◆ Data extracts:
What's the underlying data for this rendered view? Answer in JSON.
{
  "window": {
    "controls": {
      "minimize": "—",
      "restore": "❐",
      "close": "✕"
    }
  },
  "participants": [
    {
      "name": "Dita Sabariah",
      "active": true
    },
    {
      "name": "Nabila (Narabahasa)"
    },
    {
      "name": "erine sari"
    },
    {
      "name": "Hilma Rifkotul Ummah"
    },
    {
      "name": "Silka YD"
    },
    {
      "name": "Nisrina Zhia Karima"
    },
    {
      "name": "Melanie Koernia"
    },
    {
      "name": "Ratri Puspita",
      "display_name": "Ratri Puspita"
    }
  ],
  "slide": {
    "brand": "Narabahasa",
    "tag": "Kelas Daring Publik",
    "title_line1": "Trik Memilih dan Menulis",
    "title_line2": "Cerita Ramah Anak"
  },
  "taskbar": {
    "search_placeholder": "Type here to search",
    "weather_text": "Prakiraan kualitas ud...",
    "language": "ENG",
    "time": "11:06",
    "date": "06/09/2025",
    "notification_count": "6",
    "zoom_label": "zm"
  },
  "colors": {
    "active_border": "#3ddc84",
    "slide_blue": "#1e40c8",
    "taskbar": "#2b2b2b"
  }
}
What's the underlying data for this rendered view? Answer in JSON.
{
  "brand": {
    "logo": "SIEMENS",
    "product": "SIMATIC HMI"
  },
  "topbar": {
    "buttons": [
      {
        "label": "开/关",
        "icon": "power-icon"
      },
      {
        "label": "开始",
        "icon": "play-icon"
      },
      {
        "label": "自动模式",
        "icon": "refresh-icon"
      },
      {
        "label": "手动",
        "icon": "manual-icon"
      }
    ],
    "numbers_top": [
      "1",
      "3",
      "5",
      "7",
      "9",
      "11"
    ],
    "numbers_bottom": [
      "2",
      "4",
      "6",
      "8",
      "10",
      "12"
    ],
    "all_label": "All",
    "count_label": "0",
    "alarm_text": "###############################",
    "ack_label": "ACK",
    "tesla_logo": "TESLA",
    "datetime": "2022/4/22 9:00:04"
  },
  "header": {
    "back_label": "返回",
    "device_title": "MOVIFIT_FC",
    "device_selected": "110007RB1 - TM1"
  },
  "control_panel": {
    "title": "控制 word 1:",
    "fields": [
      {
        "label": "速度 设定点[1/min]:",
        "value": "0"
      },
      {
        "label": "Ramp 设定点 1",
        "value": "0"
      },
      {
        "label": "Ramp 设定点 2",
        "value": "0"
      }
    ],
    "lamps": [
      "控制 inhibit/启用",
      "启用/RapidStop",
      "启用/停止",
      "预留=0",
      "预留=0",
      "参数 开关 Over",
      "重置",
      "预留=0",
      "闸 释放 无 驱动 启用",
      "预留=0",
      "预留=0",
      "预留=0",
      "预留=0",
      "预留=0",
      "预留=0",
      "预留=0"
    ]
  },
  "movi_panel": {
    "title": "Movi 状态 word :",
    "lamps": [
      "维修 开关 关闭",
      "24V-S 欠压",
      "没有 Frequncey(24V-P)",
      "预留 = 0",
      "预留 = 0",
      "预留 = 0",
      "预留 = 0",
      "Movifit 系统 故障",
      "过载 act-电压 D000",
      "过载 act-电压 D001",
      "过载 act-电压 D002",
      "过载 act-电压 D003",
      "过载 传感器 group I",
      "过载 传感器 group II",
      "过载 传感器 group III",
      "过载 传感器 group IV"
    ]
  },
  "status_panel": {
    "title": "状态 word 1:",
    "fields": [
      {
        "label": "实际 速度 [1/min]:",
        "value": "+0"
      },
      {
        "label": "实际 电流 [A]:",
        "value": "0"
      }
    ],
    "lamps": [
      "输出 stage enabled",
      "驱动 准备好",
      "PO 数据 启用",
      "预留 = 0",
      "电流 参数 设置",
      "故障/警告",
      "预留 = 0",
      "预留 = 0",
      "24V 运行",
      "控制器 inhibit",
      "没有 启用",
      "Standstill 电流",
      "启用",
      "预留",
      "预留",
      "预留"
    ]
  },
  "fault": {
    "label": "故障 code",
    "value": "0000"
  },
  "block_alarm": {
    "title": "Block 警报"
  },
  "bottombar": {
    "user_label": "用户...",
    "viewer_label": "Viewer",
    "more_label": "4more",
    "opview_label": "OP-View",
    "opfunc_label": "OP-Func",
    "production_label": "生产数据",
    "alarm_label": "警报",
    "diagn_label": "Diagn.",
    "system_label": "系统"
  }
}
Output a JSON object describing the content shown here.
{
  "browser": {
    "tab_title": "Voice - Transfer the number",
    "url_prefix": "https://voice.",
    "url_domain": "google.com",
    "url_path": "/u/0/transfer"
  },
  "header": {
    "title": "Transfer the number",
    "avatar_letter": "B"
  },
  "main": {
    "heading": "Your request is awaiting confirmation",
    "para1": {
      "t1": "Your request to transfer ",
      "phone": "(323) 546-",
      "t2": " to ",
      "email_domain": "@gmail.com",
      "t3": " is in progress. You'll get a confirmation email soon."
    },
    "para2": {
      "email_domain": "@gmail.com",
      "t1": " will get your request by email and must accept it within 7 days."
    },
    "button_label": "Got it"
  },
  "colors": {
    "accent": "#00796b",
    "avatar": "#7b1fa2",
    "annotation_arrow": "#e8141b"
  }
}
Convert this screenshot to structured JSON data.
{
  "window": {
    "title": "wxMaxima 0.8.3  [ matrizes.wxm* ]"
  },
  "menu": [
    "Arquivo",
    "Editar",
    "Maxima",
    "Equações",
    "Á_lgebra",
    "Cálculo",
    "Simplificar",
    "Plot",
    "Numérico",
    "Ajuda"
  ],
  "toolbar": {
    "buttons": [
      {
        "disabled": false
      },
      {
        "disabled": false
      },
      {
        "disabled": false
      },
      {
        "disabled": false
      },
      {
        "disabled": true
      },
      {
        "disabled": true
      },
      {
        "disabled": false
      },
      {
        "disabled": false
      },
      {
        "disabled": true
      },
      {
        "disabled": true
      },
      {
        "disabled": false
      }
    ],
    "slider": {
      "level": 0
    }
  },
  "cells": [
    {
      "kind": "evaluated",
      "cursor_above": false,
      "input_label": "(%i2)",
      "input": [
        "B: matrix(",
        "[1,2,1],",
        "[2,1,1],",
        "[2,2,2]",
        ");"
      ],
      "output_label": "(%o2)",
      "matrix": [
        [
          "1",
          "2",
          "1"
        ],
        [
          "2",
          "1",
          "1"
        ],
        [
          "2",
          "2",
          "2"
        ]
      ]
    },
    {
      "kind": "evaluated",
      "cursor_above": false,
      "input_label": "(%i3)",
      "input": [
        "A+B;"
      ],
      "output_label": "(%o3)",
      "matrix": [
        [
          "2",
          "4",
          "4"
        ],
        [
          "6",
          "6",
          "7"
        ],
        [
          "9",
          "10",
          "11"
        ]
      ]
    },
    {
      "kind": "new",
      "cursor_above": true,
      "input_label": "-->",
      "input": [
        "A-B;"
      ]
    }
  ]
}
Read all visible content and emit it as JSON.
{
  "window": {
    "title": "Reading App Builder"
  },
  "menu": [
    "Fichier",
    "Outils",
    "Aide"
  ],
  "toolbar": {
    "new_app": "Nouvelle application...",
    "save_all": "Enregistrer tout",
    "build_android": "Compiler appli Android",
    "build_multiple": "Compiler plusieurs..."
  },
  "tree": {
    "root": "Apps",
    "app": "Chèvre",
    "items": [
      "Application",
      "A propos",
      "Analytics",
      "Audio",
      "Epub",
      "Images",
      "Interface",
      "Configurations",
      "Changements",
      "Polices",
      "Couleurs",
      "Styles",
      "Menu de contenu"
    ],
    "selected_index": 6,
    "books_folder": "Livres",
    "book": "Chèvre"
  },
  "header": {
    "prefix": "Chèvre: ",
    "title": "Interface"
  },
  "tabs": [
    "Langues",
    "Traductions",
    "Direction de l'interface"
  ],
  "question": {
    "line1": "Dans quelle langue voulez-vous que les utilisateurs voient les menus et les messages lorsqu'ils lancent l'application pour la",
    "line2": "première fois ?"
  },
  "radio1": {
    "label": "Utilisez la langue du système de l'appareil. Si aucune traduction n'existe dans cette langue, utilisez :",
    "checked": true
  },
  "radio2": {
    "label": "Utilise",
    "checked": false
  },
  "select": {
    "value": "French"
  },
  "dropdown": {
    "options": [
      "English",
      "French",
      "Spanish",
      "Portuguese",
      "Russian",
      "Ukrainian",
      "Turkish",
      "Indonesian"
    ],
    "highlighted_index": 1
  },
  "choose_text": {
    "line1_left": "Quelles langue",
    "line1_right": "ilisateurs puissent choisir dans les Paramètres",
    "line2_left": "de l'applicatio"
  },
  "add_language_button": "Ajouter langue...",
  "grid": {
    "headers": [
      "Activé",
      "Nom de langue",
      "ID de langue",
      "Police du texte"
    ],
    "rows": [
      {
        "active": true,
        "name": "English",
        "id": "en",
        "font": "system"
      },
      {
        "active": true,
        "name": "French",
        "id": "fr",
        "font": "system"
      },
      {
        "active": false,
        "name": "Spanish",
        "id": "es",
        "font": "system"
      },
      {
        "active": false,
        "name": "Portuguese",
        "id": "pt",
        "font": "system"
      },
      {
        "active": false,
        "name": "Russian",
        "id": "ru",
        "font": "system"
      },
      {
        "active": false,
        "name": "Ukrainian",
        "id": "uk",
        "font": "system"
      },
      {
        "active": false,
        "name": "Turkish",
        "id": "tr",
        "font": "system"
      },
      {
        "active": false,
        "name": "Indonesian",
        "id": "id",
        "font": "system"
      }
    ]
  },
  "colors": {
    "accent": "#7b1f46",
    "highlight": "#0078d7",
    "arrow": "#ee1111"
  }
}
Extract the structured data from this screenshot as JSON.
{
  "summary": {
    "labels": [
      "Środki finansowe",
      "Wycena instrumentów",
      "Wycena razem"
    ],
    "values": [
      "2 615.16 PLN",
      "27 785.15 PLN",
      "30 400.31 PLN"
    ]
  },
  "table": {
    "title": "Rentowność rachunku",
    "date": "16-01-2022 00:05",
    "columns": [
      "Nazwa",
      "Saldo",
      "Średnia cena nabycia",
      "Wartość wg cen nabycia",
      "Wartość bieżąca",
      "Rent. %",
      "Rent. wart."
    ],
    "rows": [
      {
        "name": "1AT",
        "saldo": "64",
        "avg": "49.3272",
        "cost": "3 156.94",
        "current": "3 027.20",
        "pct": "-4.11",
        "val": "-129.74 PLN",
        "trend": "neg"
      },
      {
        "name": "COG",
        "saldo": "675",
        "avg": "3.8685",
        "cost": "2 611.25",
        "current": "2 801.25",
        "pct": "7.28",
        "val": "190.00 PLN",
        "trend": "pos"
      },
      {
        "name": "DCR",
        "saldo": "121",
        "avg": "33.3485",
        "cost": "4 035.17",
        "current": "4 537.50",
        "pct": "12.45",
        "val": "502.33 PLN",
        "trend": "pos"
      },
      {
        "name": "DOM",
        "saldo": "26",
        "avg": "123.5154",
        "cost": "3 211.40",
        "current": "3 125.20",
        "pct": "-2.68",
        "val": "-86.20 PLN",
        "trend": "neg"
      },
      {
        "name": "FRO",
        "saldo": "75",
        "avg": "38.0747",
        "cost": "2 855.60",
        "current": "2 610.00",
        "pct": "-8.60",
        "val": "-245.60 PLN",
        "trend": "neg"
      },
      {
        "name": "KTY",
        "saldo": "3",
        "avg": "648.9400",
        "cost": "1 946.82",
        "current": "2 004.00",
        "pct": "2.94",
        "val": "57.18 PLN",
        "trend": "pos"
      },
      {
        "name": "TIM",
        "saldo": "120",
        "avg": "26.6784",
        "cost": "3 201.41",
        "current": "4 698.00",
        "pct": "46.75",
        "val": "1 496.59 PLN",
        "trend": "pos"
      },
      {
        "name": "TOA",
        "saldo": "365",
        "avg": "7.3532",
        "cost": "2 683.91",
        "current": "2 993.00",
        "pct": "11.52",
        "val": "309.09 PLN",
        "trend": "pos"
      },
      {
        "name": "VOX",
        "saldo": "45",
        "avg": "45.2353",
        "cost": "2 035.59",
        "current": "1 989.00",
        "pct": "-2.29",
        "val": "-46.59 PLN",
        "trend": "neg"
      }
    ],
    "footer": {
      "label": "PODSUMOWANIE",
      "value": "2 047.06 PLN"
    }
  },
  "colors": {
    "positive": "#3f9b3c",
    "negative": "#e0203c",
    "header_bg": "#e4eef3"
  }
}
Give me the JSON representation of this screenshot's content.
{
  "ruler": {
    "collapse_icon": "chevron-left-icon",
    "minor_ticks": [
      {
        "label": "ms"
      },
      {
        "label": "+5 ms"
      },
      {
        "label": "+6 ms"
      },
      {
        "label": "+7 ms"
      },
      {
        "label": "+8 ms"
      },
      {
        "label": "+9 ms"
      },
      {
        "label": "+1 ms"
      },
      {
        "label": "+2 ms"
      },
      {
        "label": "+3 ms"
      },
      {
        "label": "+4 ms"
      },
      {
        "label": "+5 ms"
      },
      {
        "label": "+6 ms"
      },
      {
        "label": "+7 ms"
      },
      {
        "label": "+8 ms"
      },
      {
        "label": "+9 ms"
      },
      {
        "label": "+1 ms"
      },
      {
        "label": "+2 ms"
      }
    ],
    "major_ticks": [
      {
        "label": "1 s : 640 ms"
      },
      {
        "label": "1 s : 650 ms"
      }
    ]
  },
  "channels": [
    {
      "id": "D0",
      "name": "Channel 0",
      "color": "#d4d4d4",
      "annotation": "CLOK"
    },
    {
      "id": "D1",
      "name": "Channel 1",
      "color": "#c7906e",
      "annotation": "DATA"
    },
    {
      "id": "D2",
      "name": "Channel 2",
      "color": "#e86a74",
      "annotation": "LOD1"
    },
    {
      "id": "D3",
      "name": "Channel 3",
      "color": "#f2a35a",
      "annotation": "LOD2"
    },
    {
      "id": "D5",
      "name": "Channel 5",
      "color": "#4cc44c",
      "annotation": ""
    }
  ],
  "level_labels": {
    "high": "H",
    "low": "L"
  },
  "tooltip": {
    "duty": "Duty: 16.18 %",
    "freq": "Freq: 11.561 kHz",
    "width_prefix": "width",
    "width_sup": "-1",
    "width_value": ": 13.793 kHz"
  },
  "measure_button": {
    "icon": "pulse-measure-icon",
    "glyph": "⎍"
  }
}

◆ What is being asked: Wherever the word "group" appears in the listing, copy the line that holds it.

◆ Exercise response:
      "过载 传感器 group I",
      "过载 传感器 group II",
      "过载 传感器 group III",
      "过载 传感器 group IV"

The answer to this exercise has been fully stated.